→ Directions: In the listing below, find each line with the string "true" and return it.

→ Excerpted data:
● ● ● ● ● ● ●
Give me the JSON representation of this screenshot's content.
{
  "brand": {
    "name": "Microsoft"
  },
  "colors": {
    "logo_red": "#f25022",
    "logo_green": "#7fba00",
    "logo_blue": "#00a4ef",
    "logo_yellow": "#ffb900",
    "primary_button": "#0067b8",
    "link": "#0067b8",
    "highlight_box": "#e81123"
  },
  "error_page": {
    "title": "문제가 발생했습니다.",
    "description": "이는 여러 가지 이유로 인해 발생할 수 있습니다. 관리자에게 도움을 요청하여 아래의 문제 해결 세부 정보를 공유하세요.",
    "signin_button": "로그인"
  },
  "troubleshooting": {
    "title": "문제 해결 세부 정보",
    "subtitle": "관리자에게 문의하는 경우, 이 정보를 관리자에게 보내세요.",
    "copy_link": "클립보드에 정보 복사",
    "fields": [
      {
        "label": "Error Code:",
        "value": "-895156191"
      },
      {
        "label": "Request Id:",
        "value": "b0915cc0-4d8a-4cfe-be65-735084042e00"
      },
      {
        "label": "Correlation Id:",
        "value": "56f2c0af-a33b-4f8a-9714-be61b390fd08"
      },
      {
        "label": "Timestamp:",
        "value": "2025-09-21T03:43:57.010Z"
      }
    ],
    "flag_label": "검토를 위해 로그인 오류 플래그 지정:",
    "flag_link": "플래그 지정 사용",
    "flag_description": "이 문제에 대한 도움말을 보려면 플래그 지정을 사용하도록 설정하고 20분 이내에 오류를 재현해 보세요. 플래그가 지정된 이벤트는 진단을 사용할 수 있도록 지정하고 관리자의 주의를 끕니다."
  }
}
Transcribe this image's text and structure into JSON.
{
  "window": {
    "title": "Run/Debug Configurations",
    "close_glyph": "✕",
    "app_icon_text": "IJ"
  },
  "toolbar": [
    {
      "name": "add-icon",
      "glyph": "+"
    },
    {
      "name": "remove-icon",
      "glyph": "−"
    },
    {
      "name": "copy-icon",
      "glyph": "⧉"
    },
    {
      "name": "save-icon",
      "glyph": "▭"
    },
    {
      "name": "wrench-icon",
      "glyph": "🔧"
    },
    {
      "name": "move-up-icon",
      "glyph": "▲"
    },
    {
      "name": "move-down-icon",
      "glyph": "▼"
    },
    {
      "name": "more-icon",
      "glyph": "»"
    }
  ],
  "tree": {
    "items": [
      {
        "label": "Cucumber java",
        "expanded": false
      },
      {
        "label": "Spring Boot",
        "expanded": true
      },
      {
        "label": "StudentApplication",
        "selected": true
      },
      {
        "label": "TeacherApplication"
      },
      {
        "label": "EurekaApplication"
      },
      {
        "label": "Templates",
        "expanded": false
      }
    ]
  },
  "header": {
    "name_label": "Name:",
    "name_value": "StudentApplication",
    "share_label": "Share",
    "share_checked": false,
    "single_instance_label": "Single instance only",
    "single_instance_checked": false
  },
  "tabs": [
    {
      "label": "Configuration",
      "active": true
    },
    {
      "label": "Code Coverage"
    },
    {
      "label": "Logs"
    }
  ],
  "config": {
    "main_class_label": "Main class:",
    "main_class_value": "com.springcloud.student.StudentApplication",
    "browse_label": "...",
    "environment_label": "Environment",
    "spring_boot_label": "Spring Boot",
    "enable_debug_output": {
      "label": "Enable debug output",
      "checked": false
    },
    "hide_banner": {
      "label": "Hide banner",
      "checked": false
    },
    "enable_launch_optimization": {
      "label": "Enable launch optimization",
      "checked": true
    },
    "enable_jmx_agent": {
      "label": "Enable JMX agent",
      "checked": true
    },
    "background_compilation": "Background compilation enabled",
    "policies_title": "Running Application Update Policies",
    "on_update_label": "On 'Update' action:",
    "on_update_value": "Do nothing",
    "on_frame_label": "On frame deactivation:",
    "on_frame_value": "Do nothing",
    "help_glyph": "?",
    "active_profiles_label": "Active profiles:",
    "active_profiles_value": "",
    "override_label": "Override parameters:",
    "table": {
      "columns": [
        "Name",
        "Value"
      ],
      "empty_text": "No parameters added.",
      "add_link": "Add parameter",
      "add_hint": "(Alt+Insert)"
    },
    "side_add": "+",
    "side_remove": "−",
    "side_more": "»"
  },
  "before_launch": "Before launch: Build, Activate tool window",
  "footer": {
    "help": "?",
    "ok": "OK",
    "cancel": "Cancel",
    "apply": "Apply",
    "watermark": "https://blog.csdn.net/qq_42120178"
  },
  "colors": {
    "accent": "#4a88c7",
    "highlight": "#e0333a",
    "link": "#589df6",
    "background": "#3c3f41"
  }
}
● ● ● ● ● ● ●
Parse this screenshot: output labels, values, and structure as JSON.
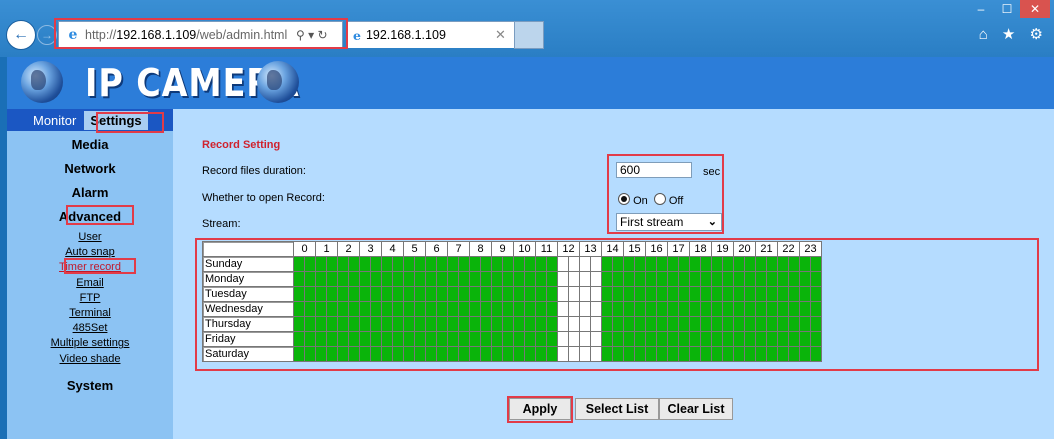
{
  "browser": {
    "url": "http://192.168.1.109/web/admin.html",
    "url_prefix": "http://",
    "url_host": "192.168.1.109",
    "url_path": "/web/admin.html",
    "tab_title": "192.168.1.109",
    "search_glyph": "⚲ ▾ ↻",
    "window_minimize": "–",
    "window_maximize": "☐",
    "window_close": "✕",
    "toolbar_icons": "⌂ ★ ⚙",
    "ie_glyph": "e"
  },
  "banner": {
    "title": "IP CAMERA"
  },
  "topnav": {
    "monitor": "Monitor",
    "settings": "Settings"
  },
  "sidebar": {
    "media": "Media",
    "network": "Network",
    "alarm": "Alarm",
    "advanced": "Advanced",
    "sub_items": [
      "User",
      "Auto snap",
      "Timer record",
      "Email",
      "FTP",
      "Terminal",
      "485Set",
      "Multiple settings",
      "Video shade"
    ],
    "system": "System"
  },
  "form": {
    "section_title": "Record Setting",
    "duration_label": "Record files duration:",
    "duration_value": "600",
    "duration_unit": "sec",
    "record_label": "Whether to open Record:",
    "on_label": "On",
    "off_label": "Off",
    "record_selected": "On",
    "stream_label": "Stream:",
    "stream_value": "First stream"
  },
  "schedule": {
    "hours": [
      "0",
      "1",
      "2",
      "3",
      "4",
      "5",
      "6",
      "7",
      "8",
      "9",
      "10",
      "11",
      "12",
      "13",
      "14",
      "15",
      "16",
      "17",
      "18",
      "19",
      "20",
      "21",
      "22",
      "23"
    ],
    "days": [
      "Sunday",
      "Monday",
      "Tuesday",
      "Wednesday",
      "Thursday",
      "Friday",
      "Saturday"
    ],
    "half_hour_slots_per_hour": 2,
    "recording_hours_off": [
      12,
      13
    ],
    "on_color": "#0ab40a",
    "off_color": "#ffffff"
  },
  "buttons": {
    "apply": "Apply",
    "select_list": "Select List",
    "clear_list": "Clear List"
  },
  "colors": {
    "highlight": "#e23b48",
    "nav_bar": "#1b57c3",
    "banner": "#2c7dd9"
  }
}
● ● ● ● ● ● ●
→ Answer box:
        "expanded": true
        "selected": true
      "active": true
      "checked": true
      "checked": true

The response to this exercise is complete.